“Instead, the major stories in Book Two are primarily concerned with the challenge of discerning the true nature of people behind appearances, in order to identify with whom one should associate so as to progress on the mystical path.” (Mowjaddedi, Rumi: The Masnavi Book Three xii)

Intrigued I read on – Rumi writes:

“Our bodies are like leaves, as in appearance / They are alike, but each soul has a difference. / People at the bazaar appear so similar / But one feels joy while grief consumes another. / Even in death we leave here the same way: / Half of us lose, half of us rule the day.” (Rumi, Mowjaddedi trans. Rumi: The Masnavi Book Three 214)

“What my eyes have already had to view. / I’m not one of those frail ones who would end / His wayfaring due to imaginings, friend. / I’m like the Ismailis: I lack dread / Or like Ishmael, with no care for my head.”  (Rumi, Mowjaddedi trans. Rumi: The Masnavi Book Three 249)

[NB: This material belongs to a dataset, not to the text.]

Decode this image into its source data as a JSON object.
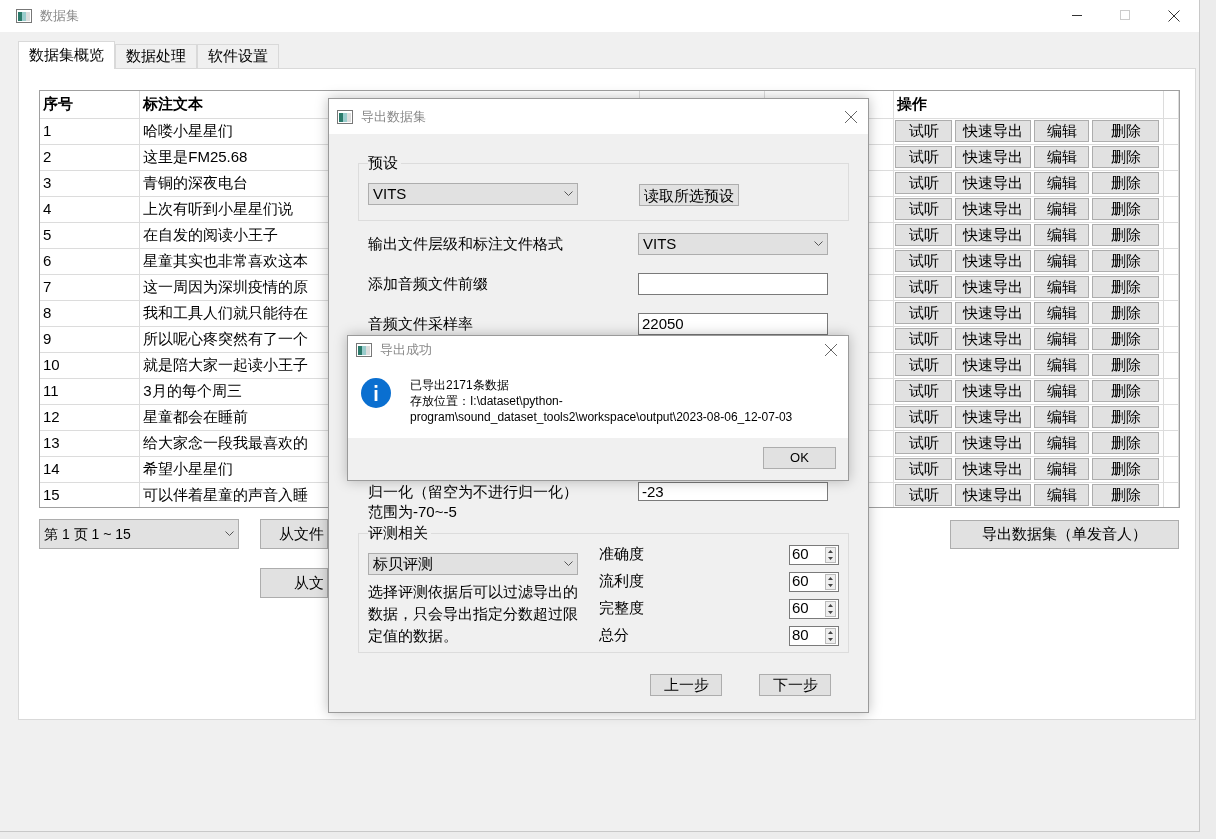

“Dig deeper each day in a muddy pit / And you’ll find water there by doing it.” (Rumi, Mowjaddedi trans. Rumi: The Masnavi Book Three 249)

The book ends with “When legs break, God gives wings.”

Each morning brings with it questions, afternoons are spent looking for insight, and early evenings the answers unravel without much effort. The seeker lives a different cycle. In the night some see darkness, I see only light.

Who is that girl letting her veil slip a little more each evening?
Why do the stars wink at her?
Who lights those street lamps that dance in the canals?
Who is working on those stations whose screens I can see glimmering from afar?
Shadows get formed when as object crosses the path of light
Short and dense, long and fragmented
Words in a poem – me a willing moth to your flame


There is always so much more to read. I find myself in conversations: “No, I haven’t read that.” The prospect is thrilling and worrying. There is that constant niggle – out there could be that one book I wish I had read before putting pen to paper. Each day passes in the pursuit of that text. Words tumble out easy and smooth from the tip my fingers but my mind is in the jungle – hunting. I am reassured with, “But that’s always a constant.” If the quest got over, there was no other material, I would feel defeated. A battle that I willingly lose everyday. I like the manner in which the pile of my books comfort me in the cold. The buffer between the chill and me.

Here: Sitting waiting for Bambi to complete his swimming lesson I am traveling to 1950s Georgia. America – a country I have never visited.
The rain pours, the wind whips the flag, the scrawny brown boy struggles to keep his head above blue waters in the deep end.

There: I read on, she has just birthed on a mattress on the road. Her child unwanted in every way.

Here: I wipe his soaking body and he trembles and shakes, words flood out of his mouth. He is excited. He tells me how it was easy. I squeeze him like a sponge to take the damp out of his bones. He grabs my neck and rubs his nose against mine smiling into my eyes.

In the evening, over cups of tea and tostis, and later wine we talk, “Have you read Althusser?” I shake my head, “I have it on my list.” “You must, really, it will change your views about this, really, I insist.”

Here: It’s dark.
There: I return to Georgia.


Reading Persepolis was like returning to a warm and safe place. Ironically, the graphic novel is the loss of that, that someone understood, lived through it, to bear witness to that truth is beyond powerful. This is the second graphic novel I’ve read (the first one being Maus) and I immensely enjoy the form. To a new found love – I raise a toast.

Merry Christmas. Wishing you such joys as well.

Images courtesy: Google search for Persepolis